A compulsory purchase of a land seems to the Cabinet of the Poole Borough the best way to start building of a long-awaited bridge in Poole.
The Cabinet of the Poole Borough recommended the Council on Tuesday to use its powers to buy the land for construction of the second bridge in Poole.
The Council has been holding negotiations with landowners, including Gallagher Estates and Lands Improvement Holdings, to acquire the land since 2006.
The Council still hopes that the voluntary purchase will take place, but the Cabinet proposed the compulsory purchase to ensure that the Twin Sails Bridge project will be launched before the end of 2009.
Councillor Ann Stribley, Deputy Leader of the Borough of Poole, said: “The bridge is essential for Poole. But it’s not about getting the land cheap, it’s about getting it quick.”
Councillor Ron Parker, Cabinet Portfolio Holder for the Economy said: "The Twin Sails Bridge will be an iconic structure for Poole, generating job opportunities at a time when the local economy is feeling the impact of the global economic downturn."
Councillor Brian Leverett, Leader of Borough of Poole, said: “We’ve been waiting for 50 years for the new bridge. This bridge is so important to the economy of Poole and to the wellbeing of the whole town.”
He added: “First of all we have a Transport and works act, which give us a legal planning permissions to build the bridge and that would be running out in 2011 if we’ve not made a start on it.
Second is that the government has given us a grant in 2001 £14.1 million and less we get on and use it, the government’s likely to claw that money back, especially in the current financial situation. So we could lose this bridge all together if we delay.”
He says the project is going to cost between £36 and £37 million. An authority like Poole can’t find that money. It is only in December this year that we got the final government loan of £10 million, which will enable us to go ahead.”
Liberal democrat Councillor Brian Clements said: “We’ve been working on that bridge for many years and I look forward to see it completed.
He also thinks that the compulsory purchase is in the interests of Poole council taxpayers. “The bridge should have been finished five years ago, so the delay is intolerable.”
However, he sees a problem with the loan that the council received: “There is an issue that the Council is not facing up to the fact that if they are borrowing £10 million they will well end up supporting that land, the interest on that land from the Council tax and so that could be a problem building up for the future.”
Leader of Borough of Poole Councillor Leverett says: “It is a loan, but effectively it’s people that own the land by the side of the bridge who will have to pay it to the government, because this bridge will open that land up for development, house building, commercial purposes etc.”
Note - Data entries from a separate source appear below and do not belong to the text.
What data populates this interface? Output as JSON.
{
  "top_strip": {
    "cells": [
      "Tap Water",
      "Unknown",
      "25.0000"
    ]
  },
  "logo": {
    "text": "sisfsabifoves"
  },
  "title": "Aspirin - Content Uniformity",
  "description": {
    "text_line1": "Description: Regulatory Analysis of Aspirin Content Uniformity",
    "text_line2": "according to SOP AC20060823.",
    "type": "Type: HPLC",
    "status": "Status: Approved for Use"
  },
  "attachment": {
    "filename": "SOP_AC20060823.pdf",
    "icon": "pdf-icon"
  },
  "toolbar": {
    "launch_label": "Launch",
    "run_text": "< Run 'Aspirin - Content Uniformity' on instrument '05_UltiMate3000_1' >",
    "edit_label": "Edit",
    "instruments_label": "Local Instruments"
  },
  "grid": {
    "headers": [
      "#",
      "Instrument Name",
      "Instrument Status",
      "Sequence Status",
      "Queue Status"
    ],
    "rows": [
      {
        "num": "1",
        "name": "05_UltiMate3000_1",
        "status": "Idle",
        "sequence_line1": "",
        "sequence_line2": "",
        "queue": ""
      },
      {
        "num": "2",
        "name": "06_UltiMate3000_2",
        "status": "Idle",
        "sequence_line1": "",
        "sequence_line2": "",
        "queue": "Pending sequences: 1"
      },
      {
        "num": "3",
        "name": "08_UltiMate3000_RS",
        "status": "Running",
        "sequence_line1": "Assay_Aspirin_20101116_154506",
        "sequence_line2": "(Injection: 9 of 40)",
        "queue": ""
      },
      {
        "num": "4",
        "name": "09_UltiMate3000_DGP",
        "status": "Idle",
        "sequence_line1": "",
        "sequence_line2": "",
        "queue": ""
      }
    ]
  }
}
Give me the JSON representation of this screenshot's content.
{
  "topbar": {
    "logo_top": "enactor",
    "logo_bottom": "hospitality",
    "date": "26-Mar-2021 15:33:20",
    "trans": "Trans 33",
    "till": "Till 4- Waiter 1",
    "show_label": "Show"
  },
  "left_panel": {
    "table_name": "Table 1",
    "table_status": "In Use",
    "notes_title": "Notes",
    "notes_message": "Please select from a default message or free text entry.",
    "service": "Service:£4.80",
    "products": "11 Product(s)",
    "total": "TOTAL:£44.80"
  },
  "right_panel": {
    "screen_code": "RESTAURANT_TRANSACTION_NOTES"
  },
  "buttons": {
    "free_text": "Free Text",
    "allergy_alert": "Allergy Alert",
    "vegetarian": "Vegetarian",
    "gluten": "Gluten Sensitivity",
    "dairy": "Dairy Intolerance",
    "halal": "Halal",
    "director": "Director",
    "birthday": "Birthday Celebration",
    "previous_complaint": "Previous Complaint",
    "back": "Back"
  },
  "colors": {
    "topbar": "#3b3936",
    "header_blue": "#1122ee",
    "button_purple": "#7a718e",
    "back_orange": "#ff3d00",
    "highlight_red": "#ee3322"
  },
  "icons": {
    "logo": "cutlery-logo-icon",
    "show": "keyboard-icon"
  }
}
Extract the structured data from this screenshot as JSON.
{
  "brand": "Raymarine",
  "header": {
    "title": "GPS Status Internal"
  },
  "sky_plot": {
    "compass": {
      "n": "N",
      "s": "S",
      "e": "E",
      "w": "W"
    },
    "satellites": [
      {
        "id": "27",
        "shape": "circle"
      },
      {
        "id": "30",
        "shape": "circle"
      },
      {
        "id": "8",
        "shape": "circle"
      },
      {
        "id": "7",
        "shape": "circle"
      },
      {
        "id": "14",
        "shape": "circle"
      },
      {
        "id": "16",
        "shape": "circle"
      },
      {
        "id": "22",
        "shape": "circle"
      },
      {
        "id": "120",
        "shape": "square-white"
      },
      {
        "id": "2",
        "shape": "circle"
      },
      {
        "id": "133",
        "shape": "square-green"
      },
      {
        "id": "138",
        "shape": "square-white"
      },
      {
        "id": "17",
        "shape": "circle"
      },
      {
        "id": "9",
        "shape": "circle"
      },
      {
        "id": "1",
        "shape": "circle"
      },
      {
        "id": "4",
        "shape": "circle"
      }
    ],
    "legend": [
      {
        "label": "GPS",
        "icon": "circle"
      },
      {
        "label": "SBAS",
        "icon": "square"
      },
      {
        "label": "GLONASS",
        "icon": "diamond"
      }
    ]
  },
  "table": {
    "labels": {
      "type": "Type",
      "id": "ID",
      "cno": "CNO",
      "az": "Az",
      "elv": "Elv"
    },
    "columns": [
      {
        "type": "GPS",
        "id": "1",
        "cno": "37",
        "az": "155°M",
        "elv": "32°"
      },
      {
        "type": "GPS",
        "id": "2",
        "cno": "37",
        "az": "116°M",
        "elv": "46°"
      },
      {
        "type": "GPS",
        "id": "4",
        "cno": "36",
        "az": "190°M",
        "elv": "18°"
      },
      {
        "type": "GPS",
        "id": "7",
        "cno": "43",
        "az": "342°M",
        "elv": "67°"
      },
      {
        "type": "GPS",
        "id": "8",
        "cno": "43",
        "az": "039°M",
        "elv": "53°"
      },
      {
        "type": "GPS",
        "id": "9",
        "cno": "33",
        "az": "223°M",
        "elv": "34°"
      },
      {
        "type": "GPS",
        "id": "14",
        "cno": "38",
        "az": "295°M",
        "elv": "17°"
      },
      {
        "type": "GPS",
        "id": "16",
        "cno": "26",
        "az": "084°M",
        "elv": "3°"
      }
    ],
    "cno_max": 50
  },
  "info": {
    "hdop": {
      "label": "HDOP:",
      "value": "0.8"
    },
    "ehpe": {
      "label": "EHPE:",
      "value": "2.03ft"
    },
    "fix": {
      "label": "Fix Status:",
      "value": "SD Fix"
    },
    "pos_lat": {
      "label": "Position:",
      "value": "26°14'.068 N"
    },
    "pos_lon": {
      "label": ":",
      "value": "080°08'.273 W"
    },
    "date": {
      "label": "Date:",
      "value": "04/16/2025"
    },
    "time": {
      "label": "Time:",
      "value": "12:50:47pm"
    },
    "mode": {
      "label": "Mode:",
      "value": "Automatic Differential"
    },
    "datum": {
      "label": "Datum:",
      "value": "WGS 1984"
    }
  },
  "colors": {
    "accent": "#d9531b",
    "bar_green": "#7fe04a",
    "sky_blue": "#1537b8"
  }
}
But Councillor Leverett says they are not inhabited, so there is no need for forcing people to move out.